This week’s selection is How to Act Right When Your Spouse Acts Wrong by Leslie Vernick.
If you’re married, you have an imperfect marriage. You have a spouse who sometimes acts wrong and so does he or she.
Marriages are imperfect, because people are imperfect. If we have accepted Christ and begun that redemptive journey, hopefully, we are on the road to becoming more like Him, but none of us has arrived!
It may be that both you and your spouse are seeking to be the husband and wife God wants you to be, but even then we fail at times. It may be that your spouse is sinning in much larger and more damaging ways.
Sin is in all of us (Romans 3: 23). Attitudes and behaviors that come out of a self-centered, selfish, prideful, deceived, and/ or rebellious heart often express themselves in big, bad ways such as infidelity, lying, addictions, or abuse. The same sinful heart can also produce more benign but chronically irritating behaviors such as nagging and criticism, forgetting important occasions, failing to put dirty laundry in the hamper, not listening well, or staying glued to the television when our spouse is attempting to have a conversation with us. It can be just as difficult and discouraging to believe God and live by faith with a spouse who sins in subtle, less blatant ways as it can when a spouse commits the more grievous wrongs.

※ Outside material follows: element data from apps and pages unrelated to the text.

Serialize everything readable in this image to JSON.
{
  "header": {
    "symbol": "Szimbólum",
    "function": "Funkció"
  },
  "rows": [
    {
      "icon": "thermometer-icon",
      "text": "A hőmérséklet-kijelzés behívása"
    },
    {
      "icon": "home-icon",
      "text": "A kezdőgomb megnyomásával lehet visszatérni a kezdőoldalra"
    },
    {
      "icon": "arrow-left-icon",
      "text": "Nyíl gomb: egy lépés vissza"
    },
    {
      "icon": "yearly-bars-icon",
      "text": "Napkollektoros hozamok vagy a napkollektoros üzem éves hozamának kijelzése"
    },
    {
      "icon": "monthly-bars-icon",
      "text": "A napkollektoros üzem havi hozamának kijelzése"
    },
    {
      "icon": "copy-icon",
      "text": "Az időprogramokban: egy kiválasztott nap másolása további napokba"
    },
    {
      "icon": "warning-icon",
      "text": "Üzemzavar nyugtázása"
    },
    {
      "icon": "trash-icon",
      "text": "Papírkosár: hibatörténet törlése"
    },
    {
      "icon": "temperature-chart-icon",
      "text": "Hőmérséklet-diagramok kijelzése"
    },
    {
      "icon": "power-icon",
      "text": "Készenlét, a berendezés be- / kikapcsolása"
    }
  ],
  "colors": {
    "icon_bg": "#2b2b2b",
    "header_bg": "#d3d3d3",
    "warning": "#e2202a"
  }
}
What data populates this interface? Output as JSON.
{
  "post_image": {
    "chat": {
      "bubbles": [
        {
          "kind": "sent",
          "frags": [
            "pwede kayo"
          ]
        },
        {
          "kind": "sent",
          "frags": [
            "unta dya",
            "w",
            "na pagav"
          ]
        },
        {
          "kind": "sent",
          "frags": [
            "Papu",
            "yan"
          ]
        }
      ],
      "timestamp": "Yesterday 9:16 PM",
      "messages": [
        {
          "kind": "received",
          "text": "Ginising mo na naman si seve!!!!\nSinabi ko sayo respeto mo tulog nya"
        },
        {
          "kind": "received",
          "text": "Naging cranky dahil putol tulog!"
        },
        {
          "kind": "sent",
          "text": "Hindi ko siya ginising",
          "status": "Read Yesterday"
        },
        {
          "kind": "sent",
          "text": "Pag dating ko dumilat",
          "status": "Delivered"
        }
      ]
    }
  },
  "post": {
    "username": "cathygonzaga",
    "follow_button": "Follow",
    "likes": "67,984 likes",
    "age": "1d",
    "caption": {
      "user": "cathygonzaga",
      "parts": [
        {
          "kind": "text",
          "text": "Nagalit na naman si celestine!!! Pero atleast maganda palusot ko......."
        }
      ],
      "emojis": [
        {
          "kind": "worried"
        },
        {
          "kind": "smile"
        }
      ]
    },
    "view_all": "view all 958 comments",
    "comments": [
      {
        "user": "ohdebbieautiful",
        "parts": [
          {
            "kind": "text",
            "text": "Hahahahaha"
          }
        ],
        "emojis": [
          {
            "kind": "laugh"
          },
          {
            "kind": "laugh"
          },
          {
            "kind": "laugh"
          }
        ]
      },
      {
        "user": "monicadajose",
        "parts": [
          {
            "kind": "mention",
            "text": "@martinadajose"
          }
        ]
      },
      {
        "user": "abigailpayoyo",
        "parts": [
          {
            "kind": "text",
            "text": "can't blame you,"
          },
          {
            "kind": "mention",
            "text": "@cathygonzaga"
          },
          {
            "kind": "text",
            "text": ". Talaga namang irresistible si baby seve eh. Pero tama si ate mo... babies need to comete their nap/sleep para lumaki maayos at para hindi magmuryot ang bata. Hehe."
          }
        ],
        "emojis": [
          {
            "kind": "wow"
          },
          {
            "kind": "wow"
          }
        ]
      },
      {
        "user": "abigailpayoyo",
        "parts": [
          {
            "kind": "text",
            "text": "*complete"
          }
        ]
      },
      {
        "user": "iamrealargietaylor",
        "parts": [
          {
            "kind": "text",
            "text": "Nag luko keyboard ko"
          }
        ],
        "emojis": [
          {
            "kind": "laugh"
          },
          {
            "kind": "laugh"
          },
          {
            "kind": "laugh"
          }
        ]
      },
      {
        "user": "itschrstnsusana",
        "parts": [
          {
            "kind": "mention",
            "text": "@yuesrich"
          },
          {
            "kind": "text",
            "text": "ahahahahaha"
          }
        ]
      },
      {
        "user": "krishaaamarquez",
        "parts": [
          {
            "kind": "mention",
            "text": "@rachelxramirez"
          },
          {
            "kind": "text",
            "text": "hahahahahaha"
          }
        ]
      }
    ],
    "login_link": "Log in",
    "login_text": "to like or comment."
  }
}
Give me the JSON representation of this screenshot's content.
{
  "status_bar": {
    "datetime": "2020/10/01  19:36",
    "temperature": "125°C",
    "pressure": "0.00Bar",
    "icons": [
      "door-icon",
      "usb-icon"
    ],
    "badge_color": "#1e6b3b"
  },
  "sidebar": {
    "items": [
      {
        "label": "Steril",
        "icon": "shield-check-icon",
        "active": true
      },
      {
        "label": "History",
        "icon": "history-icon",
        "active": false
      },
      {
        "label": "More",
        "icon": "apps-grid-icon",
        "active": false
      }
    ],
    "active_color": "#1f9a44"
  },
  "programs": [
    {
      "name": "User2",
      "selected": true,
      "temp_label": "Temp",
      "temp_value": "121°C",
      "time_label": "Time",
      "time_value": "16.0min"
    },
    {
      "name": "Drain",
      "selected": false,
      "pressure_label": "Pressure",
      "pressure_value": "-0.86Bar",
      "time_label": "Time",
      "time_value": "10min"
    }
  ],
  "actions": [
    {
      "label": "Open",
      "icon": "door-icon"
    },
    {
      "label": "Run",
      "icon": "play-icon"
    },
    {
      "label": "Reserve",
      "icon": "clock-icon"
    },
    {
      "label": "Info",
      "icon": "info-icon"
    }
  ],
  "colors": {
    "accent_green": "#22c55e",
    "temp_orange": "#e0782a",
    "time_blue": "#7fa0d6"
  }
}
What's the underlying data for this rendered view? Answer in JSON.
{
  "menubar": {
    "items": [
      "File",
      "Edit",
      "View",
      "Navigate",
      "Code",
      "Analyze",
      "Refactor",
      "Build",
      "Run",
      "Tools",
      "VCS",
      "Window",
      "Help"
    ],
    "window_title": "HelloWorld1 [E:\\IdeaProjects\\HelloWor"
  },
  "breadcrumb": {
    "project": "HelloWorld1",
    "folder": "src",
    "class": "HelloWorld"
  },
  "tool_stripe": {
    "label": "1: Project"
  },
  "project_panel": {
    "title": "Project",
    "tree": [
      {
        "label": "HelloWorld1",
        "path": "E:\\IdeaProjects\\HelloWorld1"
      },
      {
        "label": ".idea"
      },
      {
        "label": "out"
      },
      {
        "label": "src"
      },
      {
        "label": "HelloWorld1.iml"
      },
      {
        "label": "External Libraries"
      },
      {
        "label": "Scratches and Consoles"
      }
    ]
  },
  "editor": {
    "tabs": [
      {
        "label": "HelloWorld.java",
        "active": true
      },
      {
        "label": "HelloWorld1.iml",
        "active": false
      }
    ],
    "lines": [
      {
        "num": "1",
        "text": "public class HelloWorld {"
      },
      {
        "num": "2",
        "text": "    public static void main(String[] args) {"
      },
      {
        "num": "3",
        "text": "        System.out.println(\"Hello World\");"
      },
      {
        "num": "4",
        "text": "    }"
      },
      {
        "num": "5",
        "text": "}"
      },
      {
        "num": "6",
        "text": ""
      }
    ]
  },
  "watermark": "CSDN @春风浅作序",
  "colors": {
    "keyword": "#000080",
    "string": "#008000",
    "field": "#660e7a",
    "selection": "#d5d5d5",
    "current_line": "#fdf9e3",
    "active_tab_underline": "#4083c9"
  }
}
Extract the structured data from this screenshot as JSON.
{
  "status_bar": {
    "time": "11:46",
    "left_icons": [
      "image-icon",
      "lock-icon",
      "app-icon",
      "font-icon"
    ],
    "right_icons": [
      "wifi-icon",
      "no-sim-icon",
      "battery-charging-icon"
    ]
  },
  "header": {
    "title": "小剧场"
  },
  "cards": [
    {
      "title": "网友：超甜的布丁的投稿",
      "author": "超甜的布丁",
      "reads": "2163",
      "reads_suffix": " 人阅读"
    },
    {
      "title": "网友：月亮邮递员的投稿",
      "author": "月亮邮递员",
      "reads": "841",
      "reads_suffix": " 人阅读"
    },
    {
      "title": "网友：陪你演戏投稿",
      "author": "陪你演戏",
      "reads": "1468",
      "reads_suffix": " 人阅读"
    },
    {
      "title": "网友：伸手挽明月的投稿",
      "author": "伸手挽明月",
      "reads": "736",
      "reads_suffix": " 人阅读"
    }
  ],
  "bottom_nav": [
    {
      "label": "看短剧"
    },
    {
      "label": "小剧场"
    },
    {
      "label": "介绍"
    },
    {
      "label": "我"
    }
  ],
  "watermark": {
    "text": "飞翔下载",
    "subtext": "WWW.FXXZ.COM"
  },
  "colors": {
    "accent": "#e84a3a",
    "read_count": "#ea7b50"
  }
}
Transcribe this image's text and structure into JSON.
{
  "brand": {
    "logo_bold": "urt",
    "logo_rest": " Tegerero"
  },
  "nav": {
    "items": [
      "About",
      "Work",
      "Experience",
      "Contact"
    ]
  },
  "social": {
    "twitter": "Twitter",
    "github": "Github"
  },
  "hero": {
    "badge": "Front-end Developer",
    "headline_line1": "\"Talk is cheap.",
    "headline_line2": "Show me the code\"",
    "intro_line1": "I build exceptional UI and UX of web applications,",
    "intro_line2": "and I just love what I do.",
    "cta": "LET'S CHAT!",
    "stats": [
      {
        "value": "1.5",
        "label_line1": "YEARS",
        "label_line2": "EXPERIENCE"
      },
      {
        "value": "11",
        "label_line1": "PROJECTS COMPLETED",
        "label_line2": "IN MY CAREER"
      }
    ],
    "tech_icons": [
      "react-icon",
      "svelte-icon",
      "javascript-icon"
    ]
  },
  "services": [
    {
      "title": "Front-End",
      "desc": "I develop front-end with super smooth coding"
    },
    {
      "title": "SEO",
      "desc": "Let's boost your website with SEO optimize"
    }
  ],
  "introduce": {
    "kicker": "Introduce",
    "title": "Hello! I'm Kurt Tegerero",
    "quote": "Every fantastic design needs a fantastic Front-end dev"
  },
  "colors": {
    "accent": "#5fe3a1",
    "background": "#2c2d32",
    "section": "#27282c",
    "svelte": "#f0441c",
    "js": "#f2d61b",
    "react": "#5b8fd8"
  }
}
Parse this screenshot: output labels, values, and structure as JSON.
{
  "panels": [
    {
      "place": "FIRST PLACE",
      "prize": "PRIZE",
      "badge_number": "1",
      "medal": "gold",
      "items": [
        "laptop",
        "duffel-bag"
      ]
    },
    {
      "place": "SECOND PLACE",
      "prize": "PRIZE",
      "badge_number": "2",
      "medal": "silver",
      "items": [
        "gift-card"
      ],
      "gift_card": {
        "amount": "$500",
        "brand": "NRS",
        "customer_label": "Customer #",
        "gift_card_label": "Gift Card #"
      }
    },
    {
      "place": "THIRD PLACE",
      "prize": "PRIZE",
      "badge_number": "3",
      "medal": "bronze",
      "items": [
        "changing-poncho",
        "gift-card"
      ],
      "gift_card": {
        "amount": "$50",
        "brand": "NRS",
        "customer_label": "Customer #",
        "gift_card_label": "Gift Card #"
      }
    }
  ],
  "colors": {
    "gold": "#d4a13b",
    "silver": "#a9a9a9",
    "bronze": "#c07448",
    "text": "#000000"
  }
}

Most of us acknowledge that there are no perfect marriages or perfect spouses. We know that having a good marriage requires effort and hard work. At times, however, in the midst of that pain and struggle we can lose sight of what marriage is all about. We forget that we have made a covenant promise to love for better or worse. In the better times, love is usually easy. When worse comes, we often don’t know how to continue to love when we are angry, hurt, scared, or don’t feel very loving. We also aren’t exactly sure what that kind of love is supposed to look like. Do we just forbear? Forgive and forget? How and when do we apply the bolder forms of love?
Sadly, many just give up. The rate of divorce among believers isn’t much different than with couples outside the church, even though most of them know that God wants them to stay and work out their differences.
Others stay but become cold toward their spouses and toward God, believing He has commanded them to stay in an unhappy marriage. Others simply resign themselves and go about living two separate lives in one house. Continue reading